While the production hasn’t exactly been off the charts, the line — which was set to start the series with Danton Heinen on the right side — had started to show up on the scoresheet. Johansson scored his first goal as a Bruin when he potted one in the home-ice clinching win in Columbus, added an assist in the win over Minnesota and had three shots on net in the regular season finale against Tampa Bay He feels the chemistry with Coyle is building.
“I think it’s very good. I think we’ve played well the last couple of games,” Johansson said. “The last game we could have scored a bunch of goals if we had a few bounces go our way. We had the puck a lot, we played the right way and we found each other a lot. So far it’s been really good.”
But while still a relative newcomer to the Bruins, Johansson has seen enough to know that the composition of the lines can change quickly.
“I’m just preparing to play and I don’t think it matters who you play with on this team,” Johansson said. “We have such a good team. We have really good depth on this team. Whatever you’re required to do, I think everyone in this room is ready to step up to it. Whatever it takes and whatever we need to do, I’m all for it.”
Johansson, whose nickname is MoJo, hopes his against the Leafs can pick up where it left off from the last time he played Toronto in the playoffs. That was in 2017, when he scored the overtime game- and series-winner in Game 6 of the first round in Toronto, his second goal of the contest.
“It was a while ago, but I definitely have some good memories for it,” he said with a smile.
Meanwhile, coach Bruce Cassidy has liked his game in the last couple of outings and believes this will be Johansson’s time to shine.

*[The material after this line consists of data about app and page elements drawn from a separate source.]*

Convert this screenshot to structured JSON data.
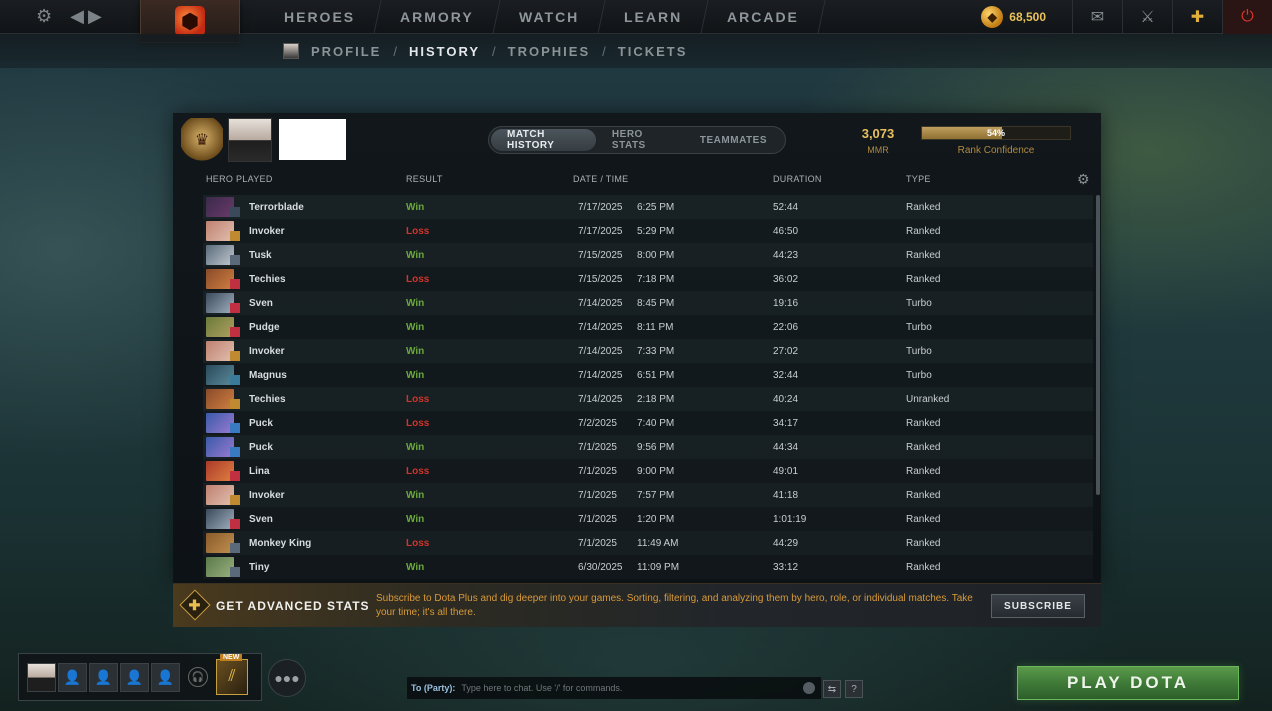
{
  "topnav": {
    "settings_icon": "gear-icon",
    "history_icons": [
      "chevron-left-icon",
      "chevron-right-icon"
    ],
    "logo_icon": "dota-logo-icon",
    "items": [
      "HEROES",
      "ARMORY",
      "WATCH",
      "LEARN",
      "ARCADE"
    ],
    "shards": "68,500",
    "icons": [
      "mail-icon",
      "armor-icon",
      "dota-plus-icon",
      "power-icon"
    ]
  },
  "subnav": {
    "items": [
      "PROFILE",
      "HISTORY",
      "TROPHIES",
      "TICKETS"
    ],
    "active": "HISTORY"
  },
  "profile": {
    "tabs": [
      "MATCH HISTORY",
      "HERO STATS",
      "TEAMMATES"
    ],
    "active_tab": "MATCH HISTORY",
    "mmr_value": "3,073",
    "mmr_label": "MMR",
    "rank_confidence_pct": "54%",
    "rank_confidence_fraction": 0.54,
    "rank_confidence_label": "Rank Confidence"
  },
  "table": {
    "headers": [
      "HERO PLAYED",
      "RESULT",
      "DATE / TIME",
      "DURATION",
      "TYPE"
    ],
    "rows": [
      {
        "hero": "Terrorblade",
        "result": "Win",
        "date": "7/17/2025",
        "time": "6:25 PM",
        "duration": "52:44",
        "type": "Ranked",
        "c1": "#3a2a4a",
        "c2": "#6a3a6a",
        "role": "#3a4a5a"
      },
      {
        "hero": "Invoker",
        "result": "Loss",
        "date": "7/17/2025",
        "time": "5:29 PM",
        "duration": "46:50",
        "type": "Ranked",
        "c1": "#c08070",
        "c2": "#e0c0b0",
        "role": "#c08a30"
      },
      {
        "hero": "Tusk",
        "result": "Win",
        "date": "7/15/2025",
        "time": "8:00 PM",
        "duration": "44:23",
        "type": "Ranked",
        "c1": "#5a6a7a",
        "c2": "#c0c8d0",
        "role": "#5a6a7a"
      },
      {
        "hero": "Techies",
        "result": "Loss",
        "date": "7/15/2025",
        "time": "7:18 PM",
        "duration": "36:02",
        "type": "Ranked",
        "c1": "#8a4a2a",
        "c2": "#d08040",
        "role": "#c03040"
      },
      {
        "hero": "Sven",
        "result": "Win",
        "date": "7/14/2025",
        "time": "8:45 PM",
        "duration": "19:16",
        "type": "Turbo",
        "c1": "#3a4a5a",
        "c2": "#a0b0c0",
        "role": "#c03040"
      },
      {
        "hero": "Pudge",
        "result": "Win",
        "date": "7/14/2025",
        "time": "8:11 PM",
        "duration": "22:06",
        "type": "Turbo",
        "c1": "#6a7a3a",
        "c2": "#b0a060",
        "role": "#c03040"
      },
      {
        "hero": "Invoker",
        "result": "Win",
        "date": "7/14/2025",
        "time": "7:33 PM",
        "duration": "27:02",
        "type": "Turbo",
        "c1": "#c08070",
        "c2": "#e0c0b0",
        "role": "#c08a30"
      },
      {
        "hero": "Magnus",
        "result": "Win",
        "date": "7/14/2025",
        "time": "6:51 PM",
        "duration": "32:44",
        "type": "Turbo",
        "c1": "#2a4a5a",
        "c2": "#5a8a9a",
        "role": "#3a7a9a"
      },
      {
        "hero": "Techies",
        "result": "Loss",
        "date": "7/14/2025",
        "time": "2:18 PM",
        "duration": "40:24",
        "type": "Unranked",
        "c1": "#8a4a2a",
        "c2": "#d08040",
        "role": "#c08a30"
      },
      {
        "hero": "Puck",
        "result": "Loss",
        "date": "7/2/2025",
        "time": "7:40 PM",
        "duration": "34:17",
        "type": "Ranked",
        "c1": "#3a5aaa",
        "c2": "#9a7ad0",
        "role": "#3a7ac0"
      },
      {
        "hero": "Puck",
        "result": "Win",
        "date": "7/1/2025",
        "time": "9:56 PM",
        "duration": "44:34",
        "type": "Ranked",
        "c1": "#3a5aaa",
        "c2": "#9a7ad0",
        "role": "#3a7ac0"
      },
      {
        "hero": "Lina",
        "result": "Loss",
        "date": "7/1/2025",
        "time": "9:00 PM",
        "duration": "49:01",
        "type": "Ranked",
        "c1": "#aa3a2a",
        "c2": "#e08040",
        "role": "#c03040"
      },
      {
        "hero": "Invoker",
        "result": "Win",
        "date": "7/1/2025",
        "time": "7:57 PM",
        "duration": "41:18",
        "type": "Ranked",
        "c1": "#c08070",
        "c2": "#e0c0b0",
        "role": "#c08a30"
      },
      {
        "hero": "Sven",
        "result": "Win",
        "date": "7/1/2025",
        "time": "1:20 PM",
        "duration": "1:01:19",
        "type": "Ranked",
        "c1": "#3a4a5a",
        "c2": "#a0b0c0",
        "role": "#c03040"
      },
      {
        "hero": "Monkey King",
        "result": "Loss",
        "date": "7/1/2025",
        "time": "11:49 AM",
        "duration": "44:29",
        "type": "Ranked",
        "c1": "#8a5a2a",
        "c2": "#c09050",
        "role": "#5a6a7a"
      },
      {
        "hero": "Tiny",
        "result": "Win",
        "date": "6/30/2025",
        "time": "11:09 PM",
        "duration": "33:12",
        "type": "Ranked",
        "c1": "#5a7a4a",
        "c2": "#9ab080",
        "role": "#5a6a7a"
      }
    ]
  },
  "advanced": {
    "title": "GET ADVANCED STATS",
    "description": "Subscribe to Dota Plus and dig deeper into your games. Sorting, filtering, and analyzing them by hero, role, or individual matches. Take your time; it's all there.",
    "subscribe_label": "SUBSCRIBE"
  },
  "bottom": {
    "new_badge": "NEW",
    "chat_to": "To (Party):",
    "chat_placeholder": "Type here to chat. Use '/' for commands.",
    "help_label": "?",
    "play_label": "PLAY DOTA"
  }
}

“I think he’s been around long enough to know he was brought here to help us in the playoffs,” Cassidy said. “We were a good regular season team when he showed up and he helped with that to a certain extent. But now is when he knows he truly has to be at his best. Not that you’re taking Game 80 off or anything but he was prepping for this. So I think he’ll play well. He’ll add some scoring and speed for us. This is a good series for him. (Toronto) has a lot of speed so we’ll see how it plays out.”